When it comes to removing ticks from your dog, you first need to understand what you are looking for—and what tools you need to have in hand. Here, we will cover everything you need to know about how to remove a tick from a dog.
Tick Removal Tool
Removing ticks can be a troublesome task, particularly if you don’t have the right tools! So, we highly recommend that you try and find yourself a tick removal tool, such as tick tweezers, designed to remove ticks as carefully as possible. You want to avoid pulling out ticks with your fingers as this can get quite tricky!
What You Need for Tick Removal
Before you get ready to remove that pesky tick, make sure you have the following items:
- Fine point tweezers or alternatively you can look into purchasing tweezers specific to tick removal—TickEase Tick Remover is a great choice!
- Cotton ball
- Sealed bag (plastic bag or container)
- Rubbing Alcohol or Iodine
Tick Removal: Easy to Follow Steps
- First, locate the hot spot where those pesky bugs are residing (generally around your dog’s neck, ears, armpit, belly, or at the base of their tail).
- Make sure you place the alcohol in a small cup and have an empty plastic container ready.
- Next, part your pup’s hair evenly, exposing the tick that may be feasting on your pooch.
- Now, carefully place the tweezers on the body of the tick. You need to make sure your tweezers are as close to the skin as possible. This will ensure that when you pull—the tick’s mouthparts will not remain behind.
- Now comes the fun part! When you’ve properly secured the tick’s body with your tweezers, you need to gently pull the tweezers in an upwards motion. Do this as slowly as possible. Do not twist or pull the tweezers out fast.
- Next, dip the captured tick into the alchol—this will kill it. Once done, place the tick into the empty container and tightly tape the bag.
- In order to prevent any infection or bite irritation, we highly recommend that you clean your dog’s bite area with either iodine or rubbing alcohol.
Still unsure about how to properly pull out a tick? Don’t worry, we’ve got you covered! Have a look at the video below to help you out with your tick removal.
4 Things You Need To Know About Ticks and Dogs
- If you’re North American and live in areas that are wooded or shrubby, then you’re more likely to encounter the Wood tick as this is where they tend to thrive. Wood ticks are notoriously known to live on rats until they are able to infect their primary host—your dog!

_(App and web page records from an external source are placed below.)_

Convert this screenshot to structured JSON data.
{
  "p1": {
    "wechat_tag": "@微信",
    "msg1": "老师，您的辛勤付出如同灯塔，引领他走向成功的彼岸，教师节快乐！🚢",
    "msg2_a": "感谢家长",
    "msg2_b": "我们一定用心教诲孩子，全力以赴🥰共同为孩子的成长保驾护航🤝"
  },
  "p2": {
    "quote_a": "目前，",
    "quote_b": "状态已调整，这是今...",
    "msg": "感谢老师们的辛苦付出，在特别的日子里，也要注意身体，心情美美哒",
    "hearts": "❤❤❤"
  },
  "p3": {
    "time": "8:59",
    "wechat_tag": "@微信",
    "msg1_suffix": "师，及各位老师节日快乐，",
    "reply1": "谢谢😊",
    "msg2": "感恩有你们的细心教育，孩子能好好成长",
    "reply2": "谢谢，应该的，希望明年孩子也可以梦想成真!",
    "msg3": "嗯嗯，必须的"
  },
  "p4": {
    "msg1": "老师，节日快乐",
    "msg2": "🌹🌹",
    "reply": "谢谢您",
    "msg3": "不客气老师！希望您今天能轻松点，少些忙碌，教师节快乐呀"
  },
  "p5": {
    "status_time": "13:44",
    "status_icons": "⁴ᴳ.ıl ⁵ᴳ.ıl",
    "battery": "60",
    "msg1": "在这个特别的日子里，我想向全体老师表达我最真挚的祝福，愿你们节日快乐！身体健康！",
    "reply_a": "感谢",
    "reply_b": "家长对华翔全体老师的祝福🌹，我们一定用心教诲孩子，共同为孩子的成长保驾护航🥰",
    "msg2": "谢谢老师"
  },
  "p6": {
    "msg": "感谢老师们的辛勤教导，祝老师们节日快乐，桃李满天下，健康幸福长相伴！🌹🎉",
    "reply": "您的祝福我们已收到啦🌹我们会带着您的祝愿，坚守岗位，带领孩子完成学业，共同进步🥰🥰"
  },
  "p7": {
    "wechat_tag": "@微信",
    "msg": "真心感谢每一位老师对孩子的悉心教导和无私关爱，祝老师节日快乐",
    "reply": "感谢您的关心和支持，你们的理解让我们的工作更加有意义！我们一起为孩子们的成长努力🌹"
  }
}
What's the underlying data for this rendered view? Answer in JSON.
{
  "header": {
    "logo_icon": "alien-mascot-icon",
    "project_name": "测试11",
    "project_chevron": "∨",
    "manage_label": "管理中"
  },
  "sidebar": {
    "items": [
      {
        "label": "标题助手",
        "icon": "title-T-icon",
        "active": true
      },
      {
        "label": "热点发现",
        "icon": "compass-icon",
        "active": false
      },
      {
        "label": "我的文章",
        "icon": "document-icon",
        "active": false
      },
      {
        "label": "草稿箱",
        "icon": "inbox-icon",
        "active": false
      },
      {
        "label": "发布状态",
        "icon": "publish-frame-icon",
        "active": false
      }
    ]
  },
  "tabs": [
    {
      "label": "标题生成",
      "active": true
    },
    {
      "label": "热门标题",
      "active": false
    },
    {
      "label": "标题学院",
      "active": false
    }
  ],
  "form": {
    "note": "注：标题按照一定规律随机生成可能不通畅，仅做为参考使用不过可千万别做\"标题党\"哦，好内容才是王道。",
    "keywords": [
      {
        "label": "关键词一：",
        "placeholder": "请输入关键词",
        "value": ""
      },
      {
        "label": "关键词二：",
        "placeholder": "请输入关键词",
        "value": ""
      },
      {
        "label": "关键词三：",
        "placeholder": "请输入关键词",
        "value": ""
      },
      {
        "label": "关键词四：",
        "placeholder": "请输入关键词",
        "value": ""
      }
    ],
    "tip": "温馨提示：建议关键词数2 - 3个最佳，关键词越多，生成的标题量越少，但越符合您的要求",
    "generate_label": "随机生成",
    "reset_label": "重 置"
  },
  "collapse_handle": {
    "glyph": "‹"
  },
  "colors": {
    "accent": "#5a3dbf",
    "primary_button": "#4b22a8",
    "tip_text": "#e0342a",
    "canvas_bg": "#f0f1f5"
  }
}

- There’s a lot of old-wives tales going around when it comes to tick removal. One of the most common tales out there is that people can use nail polish remover or petroleum jelly (vaseline) to remove ticks—this is not effective and will not work!
- If you’ve pulled out a tick, and have accidentally left behind the mouthparts of the tick embedded in your dog—then, don’t worry too much! Leave it and just monitor your pooch. Dogs have very resilient immune systems so they’ll be quite able to fight off any minor infection.
- There are many other methods you can use in order to get rid of ticks! You can choose to use spot-on treatments, shampoos, tick dips, tick collars, and oral medication as a treatment method against ticks.
Ticks Are Reservoirs For Dangerous Pathogenic Bacteria
It may not look like much when you see tiny ticks crawling on your dog. But, pet owners need to be aware that ticks can actually spread various diseases which can, if not treated, be fatal to pets. When it comes to pathogenic diseases spread by ticks, the ones to watch out for are Lyme disease and Rocky Mountain spotted fever.
Rocky Mountain spotted fever is a disease that can result in flu-like symptoms such as fevers, headaches, nausea, and vomiting. The disease is caused by a bacteria known as Rickettsia parkeri and it can affect both humans and pets! In contrast, people and pets with Lyme disease may develop symptoms such as rashes, fevers, and fatigue. If left untreated, Lyme disease can be potentially fatal to dogs.
So, the takeaway message is this: not only can ticks spread diseases to your dog and cat, but they can spread those same diseases to you too!
Got a question about ticks or tick removal? Let us know in the comments below!
Illustrations inspired by our furry friend Pancho!